The data above shows us the results of the Romanian censuses, from 1930 to the most recent one, from 2021. It is clear enough that for the past century, Hungarians have consistently been the most numerous minority group. The lowest number was recorded in 2021, of just over one million Hungarians living in Romania. And yet, it respresented 5.1% of the entire Romanian population in that year. Mara, as well as many others, is part of that tiny but significant percentage.

Another minority that seems to be just a small number is the Roma community, which takes up 2.9% of Romania’s population in 2021. In reality, it is the second largest minority group in Romania, and at the same time, the least represented one by the media.

Although Romania has made legislative strides to improve minority rights, including reserved parliamentary seats for ethnic minorities, these measures are still not enough to combat deep-seated stereotypes. Giving voice to minority communities and providing them with platforms to share media content is essential for building a more inclusive society.

The data supplied by Romania’s National Audiovisual Council sheds light on the state of minority language broadcasting in the nation, focusing mainly on radio and television programs. The number of radio broadcasting program services, belonging to the private sector, which broadcast programs in the language of the national minorities is 68, out of which 53 are exclusively in Hungarian.This suggests that although the Hungarian community is well targeted, other minority languages are represented to a lesser extent in radio broadcasting. The television broadcasting data shows us a slightly different situation. Out of the 329 licensed television stations in Romania, only 24 of them broadcast exclusively in Hungarian, which outlines the importance and demand for media content in Hungarian. Additionally, 27 television stations broadcast in other minority languages, which include Roma but also other minority languages such as Ukrainian, German, and more.

Media and minorities

Taking a look at the biggest groups of minorities in Romania, we were curious to see how much this reflects in the media. For a minority group to feel completely included, there is a certain necessity for their language to be spoken in the media. Seeing that Hungarians are the biggest group, we thought we’d speak to someone from their community. Mara Ollerer, a journalism student who is part of the Hungarian community of Reghin, has told us how she contributed to this necessity and how she felt about it.

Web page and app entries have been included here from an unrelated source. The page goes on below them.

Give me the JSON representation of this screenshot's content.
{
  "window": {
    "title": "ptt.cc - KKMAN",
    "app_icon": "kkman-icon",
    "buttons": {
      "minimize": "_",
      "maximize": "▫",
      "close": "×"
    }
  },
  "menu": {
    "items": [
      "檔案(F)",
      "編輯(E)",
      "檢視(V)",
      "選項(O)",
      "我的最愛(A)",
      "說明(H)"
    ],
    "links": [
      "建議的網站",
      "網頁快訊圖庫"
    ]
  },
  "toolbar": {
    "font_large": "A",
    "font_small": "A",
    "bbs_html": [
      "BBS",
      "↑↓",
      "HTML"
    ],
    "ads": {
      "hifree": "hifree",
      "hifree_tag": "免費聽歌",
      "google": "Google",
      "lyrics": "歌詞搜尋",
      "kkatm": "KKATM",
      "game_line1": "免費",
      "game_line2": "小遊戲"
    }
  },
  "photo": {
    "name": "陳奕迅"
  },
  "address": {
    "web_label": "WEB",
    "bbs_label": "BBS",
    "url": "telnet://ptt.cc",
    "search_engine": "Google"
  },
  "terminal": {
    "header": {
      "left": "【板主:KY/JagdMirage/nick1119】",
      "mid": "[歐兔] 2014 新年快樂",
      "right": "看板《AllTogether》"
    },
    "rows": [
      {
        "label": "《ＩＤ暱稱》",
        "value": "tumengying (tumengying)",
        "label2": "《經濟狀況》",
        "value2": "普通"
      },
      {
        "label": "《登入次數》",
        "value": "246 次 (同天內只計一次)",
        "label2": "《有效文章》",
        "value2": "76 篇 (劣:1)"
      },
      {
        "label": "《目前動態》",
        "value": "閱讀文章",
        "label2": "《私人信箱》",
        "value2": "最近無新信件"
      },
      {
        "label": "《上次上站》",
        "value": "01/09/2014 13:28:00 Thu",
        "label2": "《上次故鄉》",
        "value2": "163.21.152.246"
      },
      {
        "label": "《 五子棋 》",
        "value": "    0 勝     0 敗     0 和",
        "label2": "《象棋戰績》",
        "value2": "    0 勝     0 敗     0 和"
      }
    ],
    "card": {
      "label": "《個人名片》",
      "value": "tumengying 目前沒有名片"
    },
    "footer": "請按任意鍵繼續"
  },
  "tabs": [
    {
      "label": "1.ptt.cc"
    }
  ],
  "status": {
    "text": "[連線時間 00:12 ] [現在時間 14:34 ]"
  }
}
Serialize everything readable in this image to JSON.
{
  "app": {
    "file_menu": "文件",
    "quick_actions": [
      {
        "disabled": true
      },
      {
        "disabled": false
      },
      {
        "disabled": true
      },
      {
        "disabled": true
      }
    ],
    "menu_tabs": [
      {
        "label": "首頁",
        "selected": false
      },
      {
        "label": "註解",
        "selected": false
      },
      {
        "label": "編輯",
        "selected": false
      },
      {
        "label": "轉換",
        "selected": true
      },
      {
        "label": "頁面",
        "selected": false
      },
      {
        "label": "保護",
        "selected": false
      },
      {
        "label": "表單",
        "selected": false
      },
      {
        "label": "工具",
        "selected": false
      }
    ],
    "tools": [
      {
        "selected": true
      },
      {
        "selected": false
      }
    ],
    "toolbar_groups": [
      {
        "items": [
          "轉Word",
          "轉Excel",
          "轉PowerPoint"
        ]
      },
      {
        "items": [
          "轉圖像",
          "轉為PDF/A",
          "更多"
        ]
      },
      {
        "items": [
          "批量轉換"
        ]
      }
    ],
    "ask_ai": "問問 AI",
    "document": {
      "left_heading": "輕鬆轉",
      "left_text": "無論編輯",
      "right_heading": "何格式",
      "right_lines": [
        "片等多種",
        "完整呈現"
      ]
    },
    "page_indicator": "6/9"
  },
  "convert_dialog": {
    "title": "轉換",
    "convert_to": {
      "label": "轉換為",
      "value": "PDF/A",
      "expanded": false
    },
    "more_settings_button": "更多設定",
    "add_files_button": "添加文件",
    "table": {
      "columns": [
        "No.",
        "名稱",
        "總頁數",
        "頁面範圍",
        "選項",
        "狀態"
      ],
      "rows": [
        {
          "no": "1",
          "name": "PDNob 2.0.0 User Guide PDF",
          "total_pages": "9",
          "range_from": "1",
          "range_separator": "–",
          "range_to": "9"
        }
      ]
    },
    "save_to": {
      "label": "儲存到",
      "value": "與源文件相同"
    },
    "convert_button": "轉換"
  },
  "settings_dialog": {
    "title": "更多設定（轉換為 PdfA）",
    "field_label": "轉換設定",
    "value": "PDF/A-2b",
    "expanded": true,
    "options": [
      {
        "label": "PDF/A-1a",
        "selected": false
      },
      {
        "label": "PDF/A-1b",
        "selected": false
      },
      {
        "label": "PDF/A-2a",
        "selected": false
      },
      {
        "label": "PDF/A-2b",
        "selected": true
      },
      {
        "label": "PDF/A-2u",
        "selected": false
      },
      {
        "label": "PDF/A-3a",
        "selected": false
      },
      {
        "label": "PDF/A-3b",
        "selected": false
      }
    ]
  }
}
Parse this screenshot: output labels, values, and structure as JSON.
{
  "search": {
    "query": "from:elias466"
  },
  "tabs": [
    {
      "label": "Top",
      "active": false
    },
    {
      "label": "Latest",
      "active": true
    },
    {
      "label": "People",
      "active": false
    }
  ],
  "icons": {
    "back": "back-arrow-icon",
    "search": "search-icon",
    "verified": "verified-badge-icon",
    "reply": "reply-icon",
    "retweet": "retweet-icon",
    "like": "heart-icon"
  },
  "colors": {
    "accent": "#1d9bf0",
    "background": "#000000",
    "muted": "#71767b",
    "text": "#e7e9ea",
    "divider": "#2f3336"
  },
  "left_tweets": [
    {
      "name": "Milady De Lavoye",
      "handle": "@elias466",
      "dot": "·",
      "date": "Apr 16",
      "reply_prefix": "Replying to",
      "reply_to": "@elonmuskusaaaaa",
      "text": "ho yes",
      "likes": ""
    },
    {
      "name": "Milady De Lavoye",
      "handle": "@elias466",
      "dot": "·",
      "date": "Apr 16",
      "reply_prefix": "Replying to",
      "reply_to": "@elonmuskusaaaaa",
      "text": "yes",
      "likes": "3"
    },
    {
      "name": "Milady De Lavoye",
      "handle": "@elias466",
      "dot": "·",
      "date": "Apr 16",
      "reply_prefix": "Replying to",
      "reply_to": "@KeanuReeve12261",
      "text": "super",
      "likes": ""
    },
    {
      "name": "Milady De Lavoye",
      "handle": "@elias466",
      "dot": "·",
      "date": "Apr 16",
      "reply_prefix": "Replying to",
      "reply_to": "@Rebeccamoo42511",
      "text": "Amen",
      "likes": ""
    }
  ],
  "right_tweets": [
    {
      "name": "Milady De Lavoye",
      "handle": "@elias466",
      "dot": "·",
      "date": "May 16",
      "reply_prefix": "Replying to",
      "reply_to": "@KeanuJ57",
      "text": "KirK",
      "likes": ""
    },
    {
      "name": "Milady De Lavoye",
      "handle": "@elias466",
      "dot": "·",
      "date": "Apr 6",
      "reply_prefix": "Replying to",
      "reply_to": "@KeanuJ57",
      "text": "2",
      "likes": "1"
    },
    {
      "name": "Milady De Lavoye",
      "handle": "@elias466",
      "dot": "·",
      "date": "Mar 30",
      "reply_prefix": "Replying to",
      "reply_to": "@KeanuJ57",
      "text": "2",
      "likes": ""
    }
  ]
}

“I remember listening to the radio as a kid, my mom and I would have it in the background, it was always in Hungarian, I can’t imagine it any other way. When I had the opportunity for an internship at the radio station in my town, I realized even more how important it is for the community to have shows in their own language…The inside jokes are different, the words you use express different things based on the language so if we didn’t have radio or TV in Hungarian, a big part of our culture wouldn’t get through”

Hungarians are still the biggest minority in Romania and that reflects in the number of radio hours broadcasted in Hungarian which has skyrocketed in 2017. For Germans and Serbians though, the numbers are disproportionate. We can see that in the past few years, German minorities in Romania have almost dissolved, but the number of hours broadcasted over radio in German has gone up and down. While in the case of Ukrainans, as mentioned before, the numbers have increased following the war, and there are no Ukrainan radio shows available yet.

Just like Mara told us, the need for media representation in minority languages can make a huge difference in feeling included and understood. As the data shows, the biggest minority groups are represented, but maybe there could be improvements even for those.

Comments are closed, but trackbacks and pingbacks are open.